Ahead of two grueling Alpine stages likely to decide the outcome of the 104th Tour de France, Chris Froome and his teammates have sent a clear message to their rivals with another impressive display of collective strength.
German Marcel Kittel, who was dropped early in the stage after failing to sustain the pace in the first climb, was 3.2kph slower on average than Australian stage victor Michael Matthews.
Degenkolb complained that Matthews did not hold his line in the sprint, but the Australian was adamant he raced fairly.
"I was trying to get in the breakaway early, but Quick-Step was following, they didn't want me in the breakaway", Matthews said.
The stage win was contested out of a 32-man group of contenders, having distanced themselves with 13 kilometers to go in the crosswinds. "I didn't change my line, I sprinted in a straight line", Matthews responded.
The race will enter the Alps tomorrow during a 114 mile stage from La Mure to Serre Chevalier. "The officials saw it".
Matthews said with so few stages left he would be hunting high and low for points over the next few days as he tries to snatch the green top from powerhouse Kittel, who has already won five stages at this year's event. "I think it won't sink in until tomorrow morning".
It was a bad day for Quick-Step Floors as Ireland's Dan Martin, who started the day in fifth place overall, lost 51 seconds after a late peloton split as crosswinds swept the roads in the Rhone valley.
"From then on it was an eight-man team time trial to the finish and I was able to finish off the job in the last 500 metres".
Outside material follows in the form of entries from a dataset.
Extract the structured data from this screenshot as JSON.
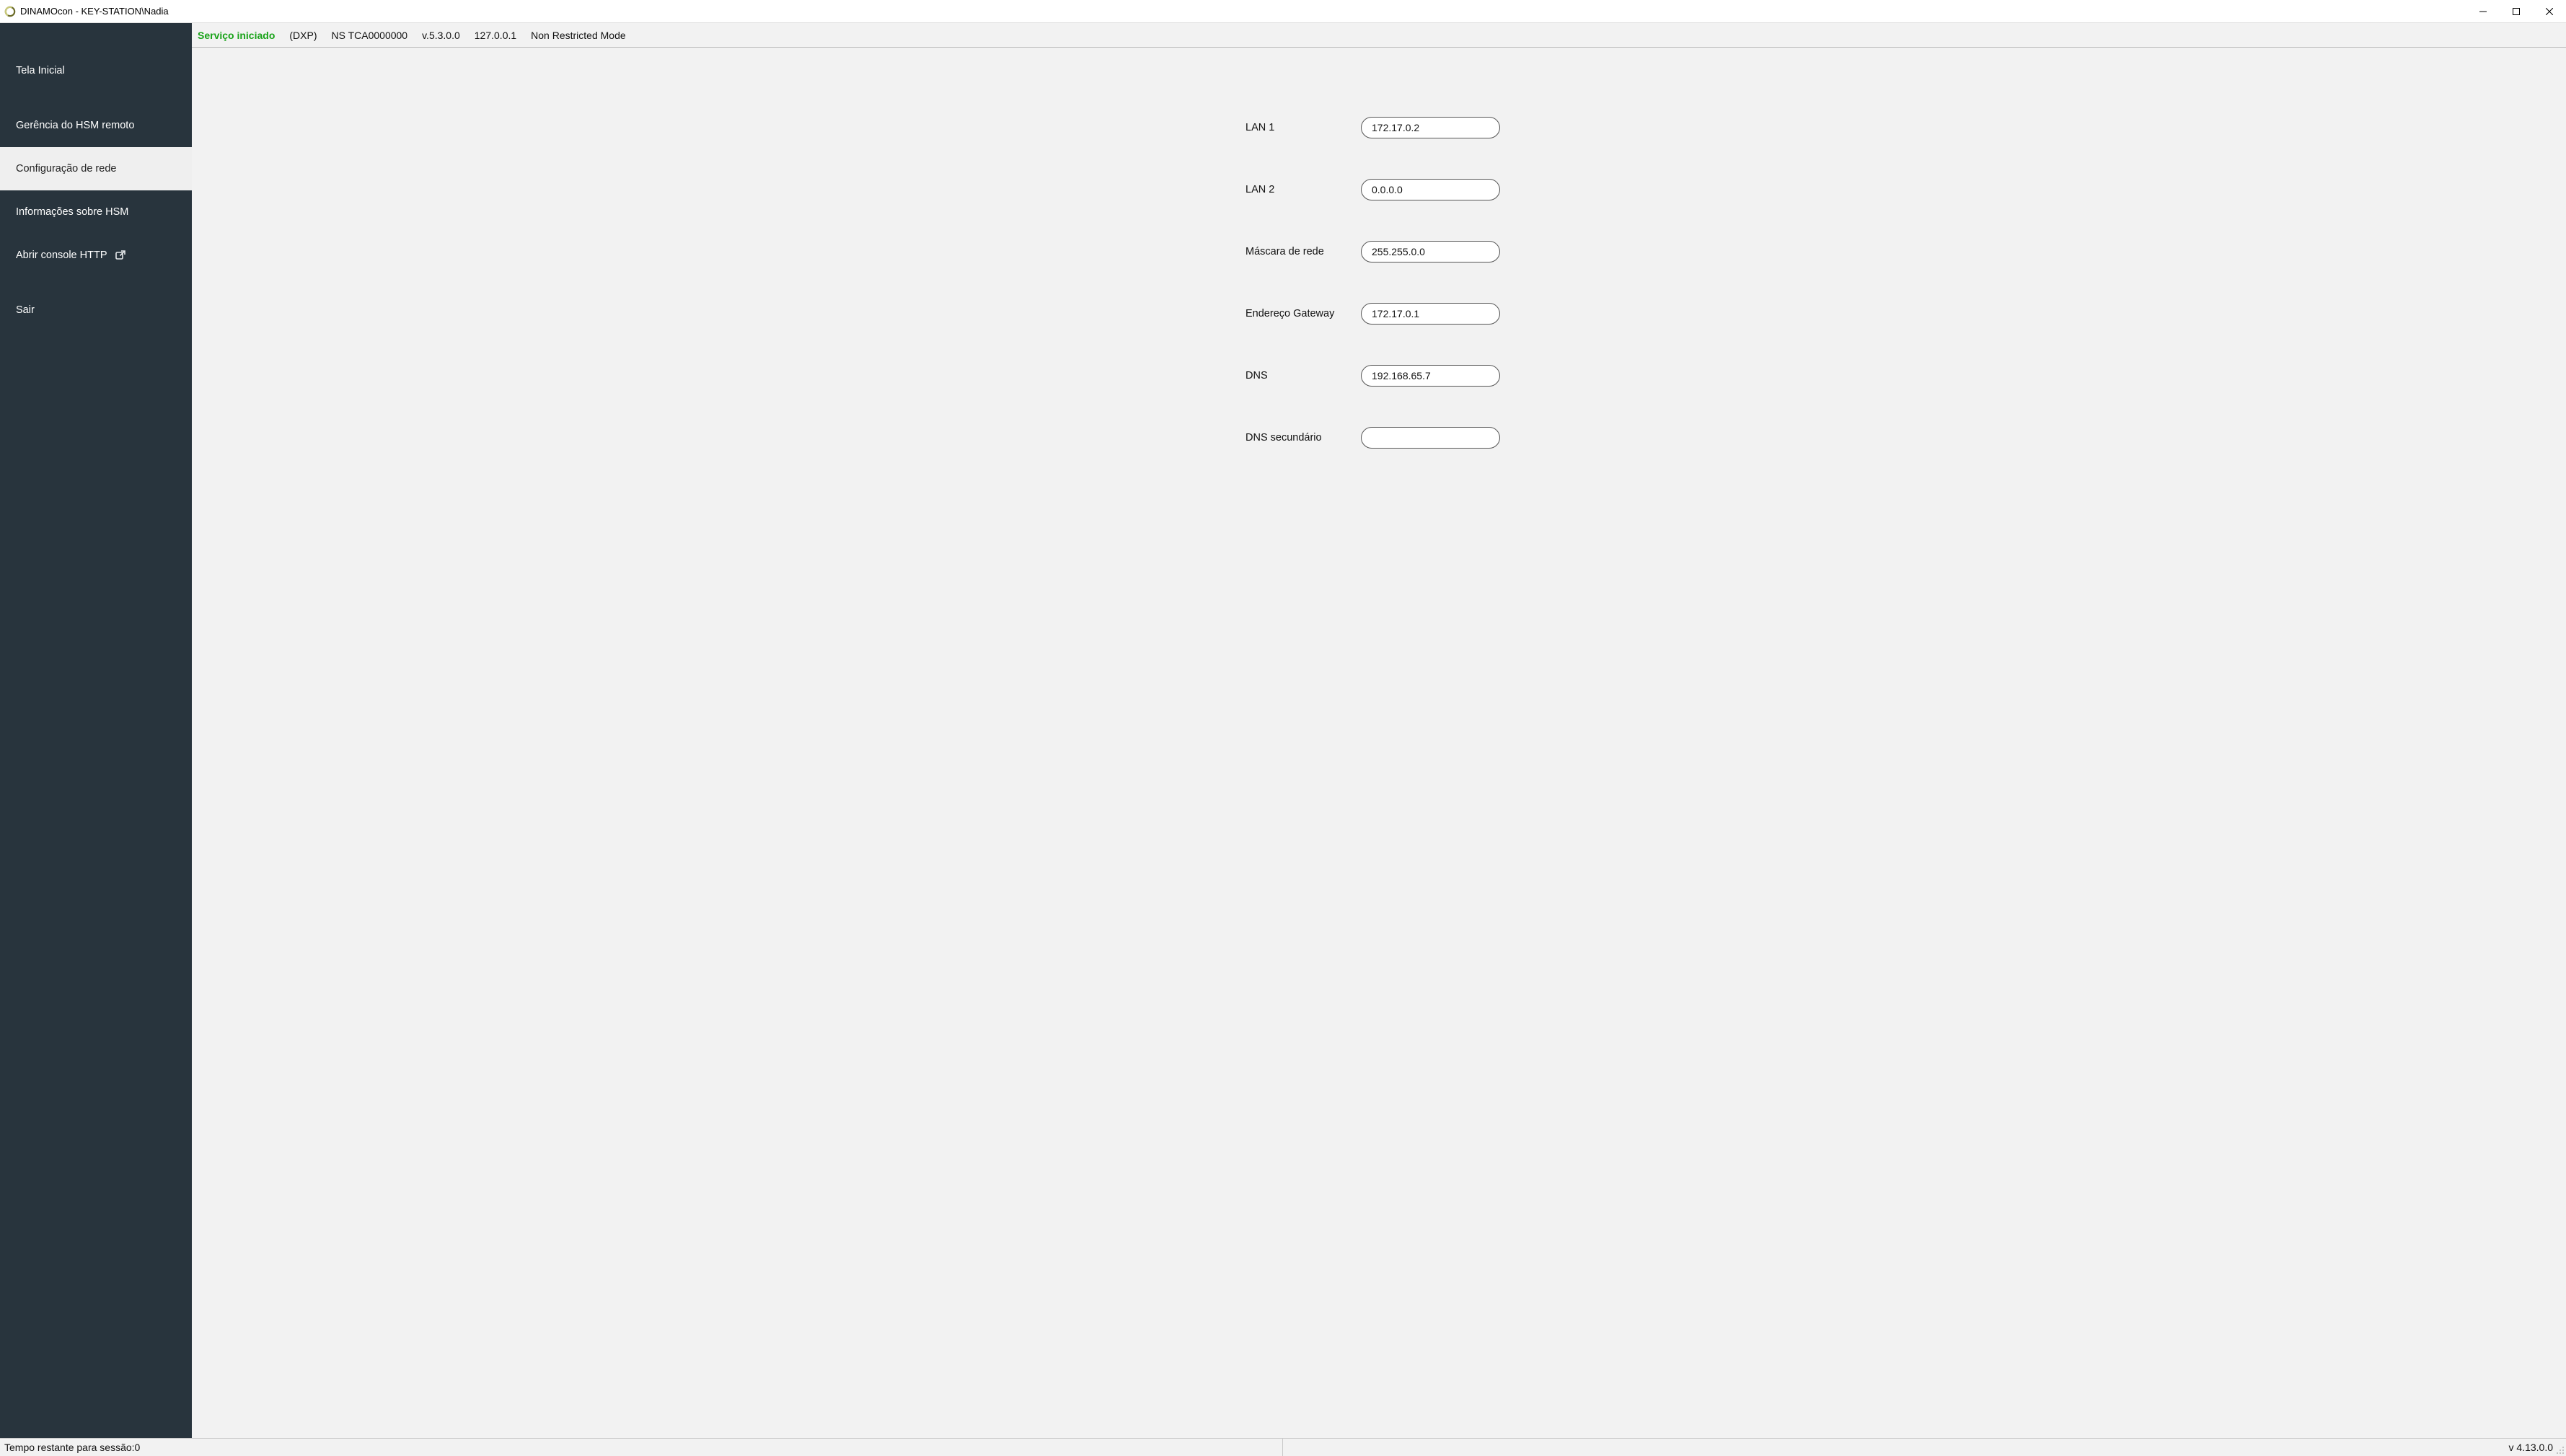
{
  "window": {
    "title": "DINAMOcon - KEY-STATION\\Nadia"
  },
  "sidebar": {
    "items": [
      {
        "label": "Tela Inicial"
      },
      {
        "label": "Gerência do HSM remoto"
      },
      {
        "label": "Configuração de rede"
      },
      {
        "label": "Informações sobre HSM"
      },
      {
        "label": "Abrir console HTTP"
      },
      {
        "label": "Sair"
      }
    ]
  },
  "topstrip": {
    "status": "Serviço iniciado",
    "platform": "(DXP)",
    "serial": "NS TCA0000000",
    "version": "v.5.3.0.0",
    "ip": "127.0.0.1",
    "mode": "Non Restricted Mode"
  },
  "form": {
    "lan1": {
      "label": "LAN 1",
      "value": "172.17.0.2"
    },
    "lan2": {
      "label": "LAN 2",
      "value": "0.0.0.0"
    },
    "mask": {
      "label": "Máscara de rede",
      "value": "255.255.0.0"
    },
    "gateway": {
      "label": "Endereço Gateway",
      "value": "172.17.0.1"
    },
    "dns": {
      "label": "DNS",
      "value": "192.168.65.7"
    },
    "dns2": {
      "label": "DNS secundário",
      "value": ""
    }
  },
  "statusbar": {
    "session_label": "Tempo restante para sessão: ",
    "session_value": "0",
    "version": "v 4.13.0.0"
  }
}
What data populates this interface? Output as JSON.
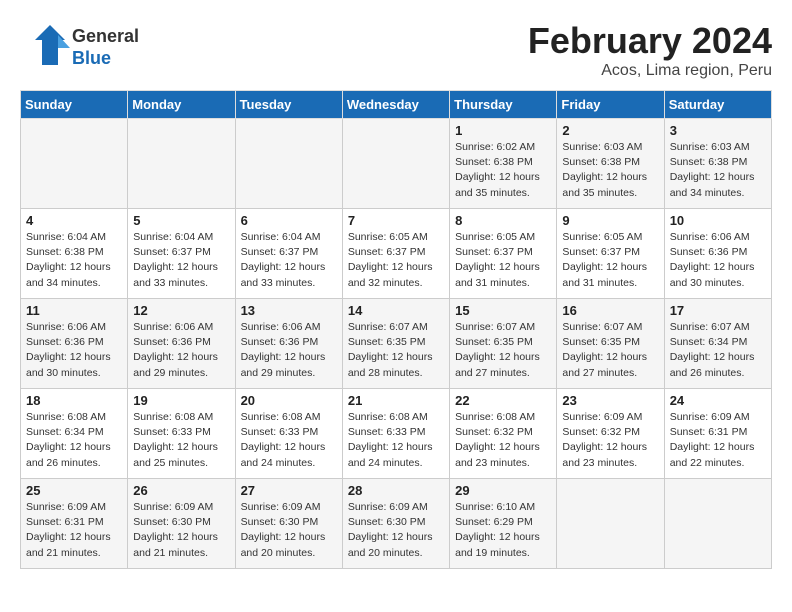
{
  "logo": {
    "line1": "General",
    "line2": "Blue"
  },
  "title": "February 2024",
  "subtitle": "Acos, Lima region, Peru",
  "days_of_week": [
    "Sunday",
    "Monday",
    "Tuesday",
    "Wednesday",
    "Thursday",
    "Friday",
    "Saturday"
  ],
  "weeks": [
    [
      {
        "day": "",
        "sunrise": "",
        "sunset": "",
        "daylight": ""
      },
      {
        "day": "",
        "sunrise": "",
        "sunset": "",
        "daylight": ""
      },
      {
        "day": "",
        "sunrise": "",
        "sunset": "",
        "daylight": ""
      },
      {
        "day": "",
        "sunrise": "",
        "sunset": "",
        "daylight": ""
      },
      {
        "day": "1",
        "sunrise": "Sunrise: 6:02 AM",
        "sunset": "Sunset: 6:38 PM",
        "daylight": "Daylight: 12 hours and 35 minutes."
      },
      {
        "day": "2",
        "sunrise": "Sunrise: 6:03 AM",
        "sunset": "Sunset: 6:38 PM",
        "daylight": "Daylight: 12 hours and 35 minutes."
      },
      {
        "day": "3",
        "sunrise": "Sunrise: 6:03 AM",
        "sunset": "Sunset: 6:38 PM",
        "daylight": "Daylight: 12 hours and 34 minutes."
      }
    ],
    [
      {
        "day": "4",
        "sunrise": "Sunrise: 6:04 AM",
        "sunset": "Sunset: 6:38 PM",
        "daylight": "Daylight: 12 hours and 34 minutes."
      },
      {
        "day": "5",
        "sunrise": "Sunrise: 6:04 AM",
        "sunset": "Sunset: 6:37 PM",
        "daylight": "Daylight: 12 hours and 33 minutes."
      },
      {
        "day": "6",
        "sunrise": "Sunrise: 6:04 AM",
        "sunset": "Sunset: 6:37 PM",
        "daylight": "Daylight: 12 hours and 33 minutes."
      },
      {
        "day": "7",
        "sunrise": "Sunrise: 6:05 AM",
        "sunset": "Sunset: 6:37 PM",
        "daylight": "Daylight: 12 hours and 32 minutes."
      },
      {
        "day": "8",
        "sunrise": "Sunrise: 6:05 AM",
        "sunset": "Sunset: 6:37 PM",
        "daylight": "Daylight: 12 hours and 31 minutes."
      },
      {
        "day": "9",
        "sunrise": "Sunrise: 6:05 AM",
        "sunset": "Sunset: 6:37 PM",
        "daylight": "Daylight: 12 hours and 31 minutes."
      },
      {
        "day": "10",
        "sunrise": "Sunrise: 6:06 AM",
        "sunset": "Sunset: 6:36 PM",
        "daylight": "Daylight: 12 hours and 30 minutes."
      }
    ],
    [
      {
        "day": "11",
        "sunrise": "Sunrise: 6:06 AM",
        "sunset": "Sunset: 6:36 PM",
        "daylight": "Daylight: 12 hours and 30 minutes."
      },
      {
        "day": "12",
        "sunrise": "Sunrise: 6:06 AM",
        "sunset": "Sunset: 6:36 PM",
        "daylight": "Daylight: 12 hours and 29 minutes."
      },
      {
        "day": "13",
        "sunrise": "Sunrise: 6:06 AM",
        "sunset": "Sunset: 6:36 PM",
        "daylight": "Daylight: 12 hours and 29 minutes."
      },
      {
        "day": "14",
        "sunrise": "Sunrise: 6:07 AM",
        "sunset": "Sunset: 6:35 PM",
        "daylight": "Daylight: 12 hours and 28 minutes."
      },
      {
        "day": "15",
        "sunrise": "Sunrise: 6:07 AM",
        "sunset": "Sunset: 6:35 PM",
        "daylight": "Daylight: 12 hours and 27 minutes."
      },
      {
        "day": "16",
        "sunrise": "Sunrise: 6:07 AM",
        "sunset": "Sunset: 6:35 PM",
        "daylight": "Daylight: 12 hours and 27 minutes."
      },
      {
        "day": "17",
        "sunrise": "Sunrise: 6:07 AM",
        "sunset": "Sunset: 6:34 PM",
        "daylight": "Daylight: 12 hours and 26 minutes."
      }
    ],
    [
      {
        "day": "18",
        "sunrise": "Sunrise: 6:08 AM",
        "sunset": "Sunset: 6:34 PM",
        "daylight": "Daylight: 12 hours and 26 minutes."
      },
      {
        "day": "19",
        "sunrise": "Sunrise: 6:08 AM",
        "sunset": "Sunset: 6:33 PM",
        "daylight": "Daylight: 12 hours and 25 minutes."
      },
      {
        "day": "20",
        "sunrise": "Sunrise: 6:08 AM",
        "sunset": "Sunset: 6:33 PM",
        "daylight": "Daylight: 12 hours and 24 minutes."
      },
      {
        "day": "21",
        "sunrise": "Sunrise: 6:08 AM",
        "sunset": "Sunset: 6:33 PM",
        "daylight": "Daylight: 12 hours and 24 minutes."
      },
      {
        "day": "22",
        "sunrise": "Sunrise: 6:08 AM",
        "sunset": "Sunset: 6:32 PM",
        "daylight": "Daylight: 12 hours and 23 minutes."
      },
      {
        "day": "23",
        "sunrise": "Sunrise: 6:09 AM",
        "sunset": "Sunset: 6:32 PM",
        "daylight": "Daylight: 12 hours and 23 minutes."
      },
      {
        "day": "24",
        "sunrise": "Sunrise: 6:09 AM",
        "sunset": "Sunset: 6:31 PM",
        "daylight": "Daylight: 12 hours and 22 minutes."
      }
    ],
    [
      {
        "day": "25",
        "sunrise": "Sunrise: 6:09 AM",
        "sunset": "Sunset: 6:31 PM",
        "daylight": "Daylight: 12 hours and 21 minutes."
      },
      {
        "day": "26",
        "sunrise": "Sunrise: 6:09 AM",
        "sunset": "Sunset: 6:30 PM",
        "daylight": "Daylight: 12 hours and 21 minutes."
      },
      {
        "day": "27",
        "sunrise": "Sunrise: 6:09 AM",
        "sunset": "Sunset: 6:30 PM",
        "daylight": "Daylight: 12 hours and 20 minutes."
      },
      {
        "day": "28",
        "sunrise": "Sunrise: 6:09 AM",
        "sunset": "Sunset: 6:30 PM",
        "daylight": "Daylight: 12 hours and 20 minutes."
      },
      {
        "day": "29",
        "sunrise": "Sunrise: 6:10 AM",
        "sunset": "Sunset: 6:29 PM",
        "daylight": "Daylight: 12 hours and 19 minutes."
      },
      {
        "day": "",
        "sunrise": "",
        "sunset": "",
        "daylight": ""
      },
      {
        "day": "",
        "sunrise": "",
        "sunset": "",
        "daylight": ""
      }
    ]
  ]
}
Safely in the front group were the three riders occupying the podium positions this morning - overall leader Froome, Astana's Fabio Aru and Romain Bardet of AG2R-La Mondiale.